> **Exercise requirements**:
Return the listing exactly as it appears, but strip out the images.
[Data for processing Boundary: Start]
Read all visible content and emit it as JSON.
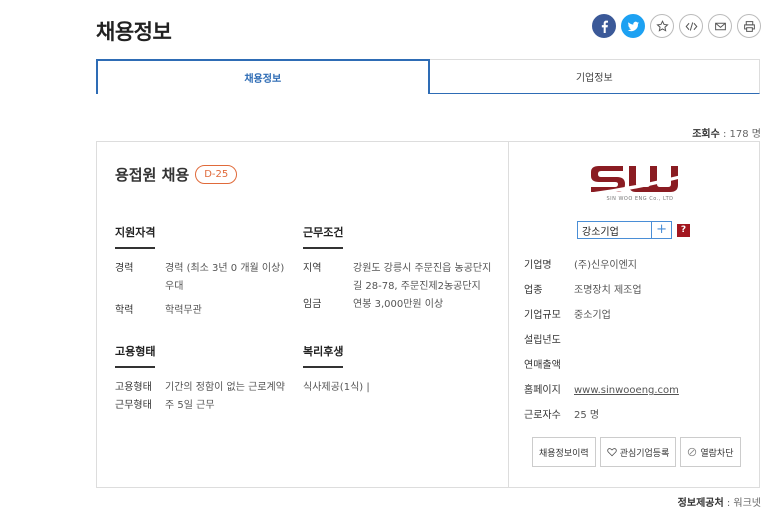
{
  "page": {
    "title": "채용정보"
  },
  "share": {
    "icons": [
      "facebook-icon",
      "twitter-icon",
      "star-icon",
      "embed-icon",
      "mail-icon",
      "print-icon"
    ]
  },
  "tabs": [
    {
      "label": "채용정보",
      "active": true
    },
    {
      "label": "기업정보",
      "active": false
    }
  ],
  "stats": {
    "views_label": "조회수",
    "views_value": " : 178 명"
  },
  "job": {
    "title": "용접원 채용",
    "dday": "D-25",
    "qualification": {
      "heading": "지원자격",
      "rows": [
        {
          "k": "경력",
          "v": "경력 (최소 3년 0 개월 이상) 우대"
        },
        {
          "k": "학력",
          "v": "학력무관"
        }
      ]
    },
    "conditions": {
      "heading": "근무조건",
      "rows": [
        {
          "k": "지역",
          "v": "강원도 강릉시 주문진읍 농공단지길 28-78, 주문진제2농공단지"
        },
        {
          "k": "임금",
          "v": "연봉 3,000만원 이상"
        }
      ]
    },
    "employment": {
      "heading": "고용형태",
      "rows": [
        {
          "k": "고용형태",
          "v": "기간의 정함이 없는 근로계약"
        },
        {
          "k": "근무형태",
          "v": "주 5일 근무"
        }
      ]
    },
    "welfare": {
      "heading": "복리후생",
      "rows": [
        {
          "v": "식사제공(1식) |"
        }
      ]
    }
  },
  "company": {
    "logo_text": "SW",
    "logo_sub": "SIN WOO ENG Co., LTD",
    "type_label": "강소기업",
    "type_plus": "+",
    "help": "?",
    "rows": [
      {
        "k": "기업명",
        "v": "(주)신우이엔지"
      },
      {
        "k": "업종",
        "v": "조명장치 제조업"
      },
      {
        "k": "기업규모",
        "v": "중소기업"
      },
      {
        "k": "설립년도",
        "v": ""
      },
      {
        "k": "연매출액",
        "v": ""
      },
      {
        "k": "홈페이지",
        "v": "www.sinwooeng.com"
      },
      {
        "k": "근로자수",
        "v": "25 명"
      }
    ],
    "buttons": {
      "history": "채용정보이력",
      "favorite": "관심기업등록",
      "block": "열람차단"
    },
    "colors": {
      "logo": "#8a1c22",
      "accent": "#2e6cb5"
    }
  },
  "footer": {
    "provider_label": "정보제공처",
    "provider_value": " : 워크넷"
  }
}
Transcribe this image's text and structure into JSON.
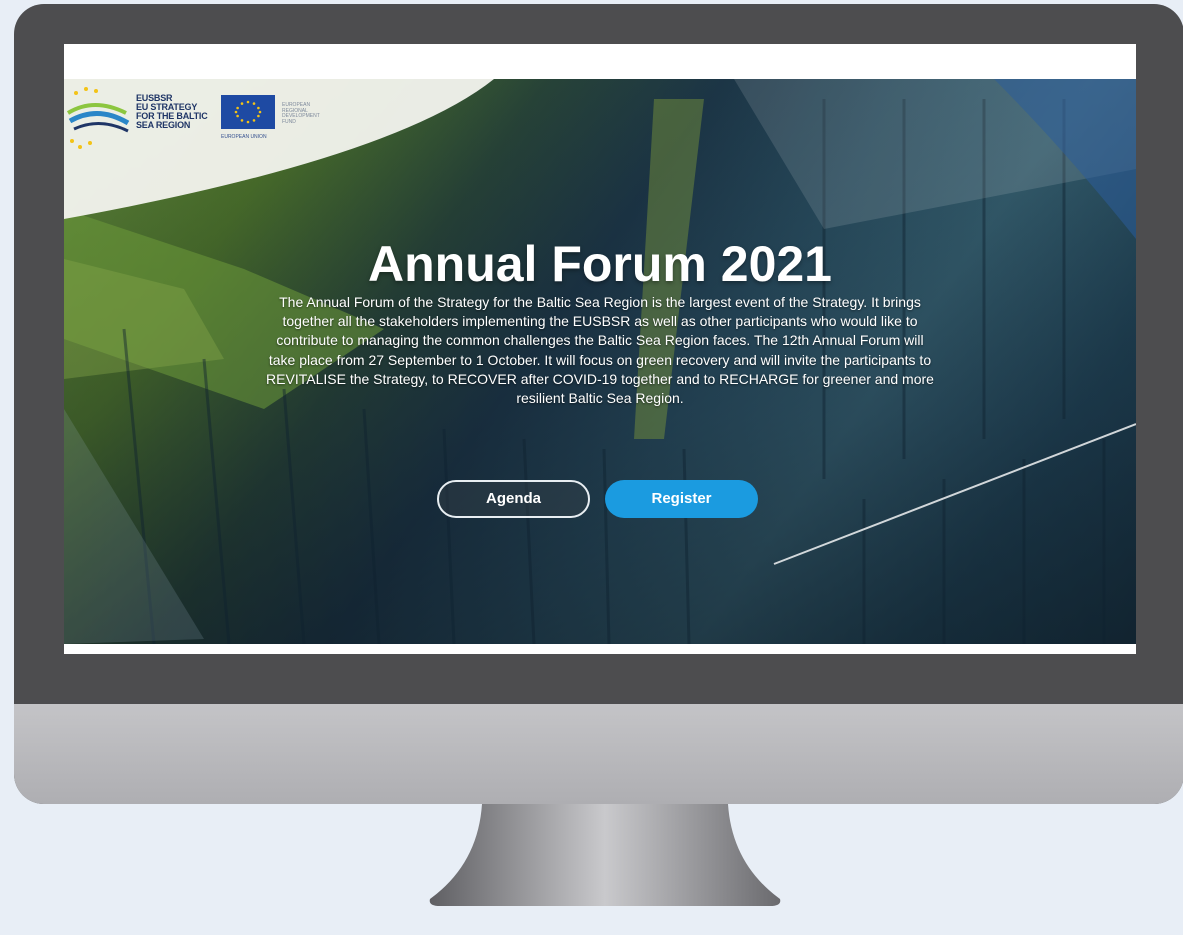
{
  "logos": {
    "eusbsr_lines": [
      "EUSBSR",
      "EU STRATEGY",
      "FOR THE BALTIC",
      "SEA REGION"
    ],
    "eu_caption": "EUROPEAN UNION",
    "erdf_lines": [
      "EUROPEAN",
      "REGIONAL",
      "DEVELOPMENT",
      "FUND"
    ]
  },
  "hero": {
    "title": "Annual Forum 2021",
    "description": "The Annual Forum of the Strategy for the Baltic Sea Region is the largest event of the Strategy. It brings together all the stakeholders implementing the EUSBSR as well as other participants who would like to contribute to managing the common challenges the Baltic Sea Region faces. The 12th Annual Forum will take place from 27 September to 1 October. It will focus on green recovery and will invite the participants to REVITALISE the Strategy, to RECOVER after COVID-19 together and to RECHARGE for greener and more resilient Baltic Sea Region."
  },
  "buttons": {
    "agenda": "Agenda",
    "register": "Register"
  },
  "colors": {
    "accent_blue": "#1b9be0",
    "eu_flag_blue": "#1e4aa3",
    "monitor_frame": "#4d4d4f",
    "background": "#e8eef6"
  },
  "icons": {
    "eu_flag": "eu-flag-icon",
    "eusbsr_logo": "eusbsr-logo-icon"
  }
}
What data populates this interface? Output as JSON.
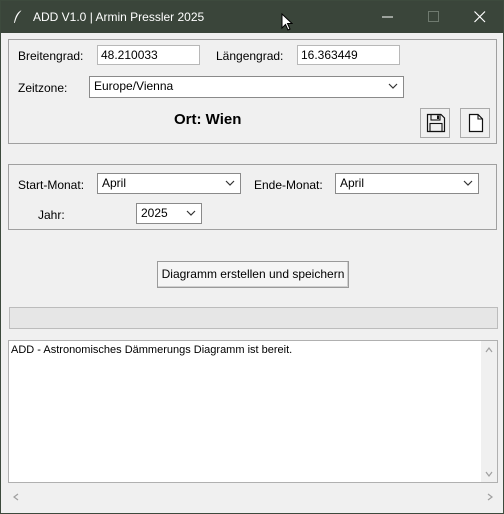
{
  "window": {
    "title": "ADD V1.0 | Armin Pressler 2025",
    "icon": "feather-icon",
    "controls": [
      "minimize-icon",
      "maximize-icon",
      "close-icon"
    ]
  },
  "location": {
    "latitude_label": "Breitengrad:",
    "latitude_value": "48.210033",
    "longitude_label": "Längengrad:",
    "longitude_value": "16.363449",
    "timezone_label": "Zeitzone:",
    "timezone_value": "Europe/Vienna",
    "place_text": "Ort: Wien",
    "save_icon": "floppy-disk-icon",
    "new_file_icon": "document-icon"
  },
  "period": {
    "start_label": "Start-Monat:",
    "start_value": "April",
    "end_label": "Ende-Monat:",
    "end_value": "April",
    "year_label": "Jahr:",
    "year_value": "2025"
  },
  "actions": {
    "create_button_label": "Diagramm erstellen und speichern"
  },
  "progress": {
    "value": 0
  },
  "log": {
    "text": "ADD - Astronomisches Dämmerungs Diagramm ist bereit."
  },
  "colors": {
    "titlebar": "#3a453a",
    "window_bg": "#f0f0f0"
  }
}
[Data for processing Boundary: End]
> **Reply to the task**:
Read all visible content and emit it as JSON.
{
  "page": {
    "title": "채용정보"
  },
  "share": {
    "icons": [
      "facebook-icon",
      "twitter-icon",
      "star-icon",
      "embed-icon",
      "mail-icon",
      "print-icon"
    ]
  },
  "tabs": [
    {
      "label": "채용정보",
      "active": true
    },
    {
      "label": "기업정보",
      "active": false
    }
  ],
  "stats": {
    "views_label": "조회수",
    "views_value": " : 178 명"
  },
  "job": {
    "title": "용접원 채용",
    "dday": "D-25",
    "qualification": {
      "heading": "지원자격",
      "rows": [
        {
          "k": "경력",
          "v": "경력 (최소 3년 0 개월 이상) 우대"
        },
        {
          "k": "학력",
          "v": "학력무관"
        }
      ]
    },
    "conditions": {
      "heading": "근무조건",
      "rows": [
        {
          "k": "지역",
          "v": "강원도 강릉시 주문진읍 농공단지길 28-78, 주문진제2농공단지"
        },
        {
          "k": "임금",
          "v": "연봉 3,000만원 이상"
        }
      ]
    },
    "employment": {
      "heading": "고용형태",
      "rows": [
        {
          "k": "고용형태",
          "v": "기간의 정함이 없는 근로계약"
        },
        {
          "k": "근무형태",
          "v": "주 5일 근무"
        }
      ]
    },
    "welfare": {
      "heading": "복리후생",
      "rows": [
        {
          "v": "식사제공(1식) |"
        }
      ]
    }
  },
  "company": {
    "logo_text": "SW",
    "logo_sub": "SIN WOO ENG Co., LTD",
    "type_label": "강소기업",
    "type_plus": "+",
    "help": "?",
    "rows": [
      {
        "k": "기업명",
        "v": "(주)신우이엔지"
      },
      {
        "k": "업종",
        "v": "조명장치 제조업"
      },
      {
        "k": "기업규모",
        "v": "중소기업"
      },
      {
        "k": "설립년도",
        "v": ""
      },
      {
        "k": "연매출액",
        "v": ""
      },
      {
        "k": "홈페이지",
        "v": "www.sinwooeng.com"
      },
      {
        "k": "근로자수",
        "v": "25 명"
      }
    ],
    "buttons": {
      "history": "채용정보이력",
      "favorite": "관심기업등록",
      "block": "열람차단"
    },
    "colors": {
      "logo": "#8a1c22",
      "accent": "#2e6cb5"
    }
  },
  "footer": {
    "provider_label": "정보제공처",
    "provider_value": " : 워크넷"
  }
}
Transcribe this image's text and structure into JSON.
{
  "logos": {
    "eusbsr_lines": [
      "EUSBSR",
      "EU STRATEGY",
      "FOR THE BALTIC",
      "SEA REGION"
    ],
    "eu_caption": "EUROPEAN UNION",
    "erdf_lines": [
      "EUROPEAN",
      "REGIONAL",
      "DEVELOPMENT",
      "FUND"
    ]
  },
  "hero": {
    "title": "Annual Forum 2021",
    "description": "The Annual Forum of the Strategy for the Baltic Sea Region is the largest event of the Strategy. It brings together all the stakeholders implementing the EUSBSR as well as other participants who would like to contribute to managing the common challenges the Baltic Sea Region faces. The 12th Annual Forum will take place from 27 September to 1 October. It will focus on green recovery and will invite the participants to REVITALISE the Strategy, to RECOVER after COVID-19 together and to RECHARGE for greener and more resilient Baltic Sea Region."
  },
  "buttons": {
    "agenda": "Agenda",
    "register": "Register"
  },
  "colors": {
    "accent_blue": "#1b9be0",
    "eu_flag_blue": "#1e4aa3",
    "monitor_frame": "#4d4d4f",
    "background": "#e8eef6"
  },
  "icons": {
    "eu_flag": "eu-flag-icon",
    "eusbsr_logo": "eusbsr-logo-icon"
  }
}
What data populates this interface? Output as JSON.
{
  "window": {
    "title": "ADD V1.0 | Armin Pressler 2025",
    "icon": "feather-icon",
    "controls": [
      "minimize-icon",
      "maximize-icon",
      "close-icon"
    ]
  },
  "location": {
    "latitude_label": "Breitengrad:",
    "latitude_value": "48.210033",
    "longitude_label": "Längengrad:",
    "longitude_value": "16.363449",
    "timezone_label": "Zeitzone:",
    "timezone_value": "Europe/Vienna",
    "place_text": "Ort: Wien",
    "save_icon": "floppy-disk-icon",
    "new_file_icon": "document-icon"
  },
  "period": {
    "start_label": "Start-Monat:",
    "start_value": "April",
    "end_label": "Ende-Monat:",
    "end_value": "April",
    "year_label": "Jahr:",
    "year_value": "2025"
  },
  "actions": {
    "create_button_label": "Diagramm erstellen und speichern"
  },
  "progress": {
    "value": 0
  },
  "log": {
    "text": "ADD - Astronomisches Dämmerungs Diagramm ist bereit."
  },
  "colors": {
    "titlebar": "#3a453a",
    "window_bg": "#f0f0f0"
  }
}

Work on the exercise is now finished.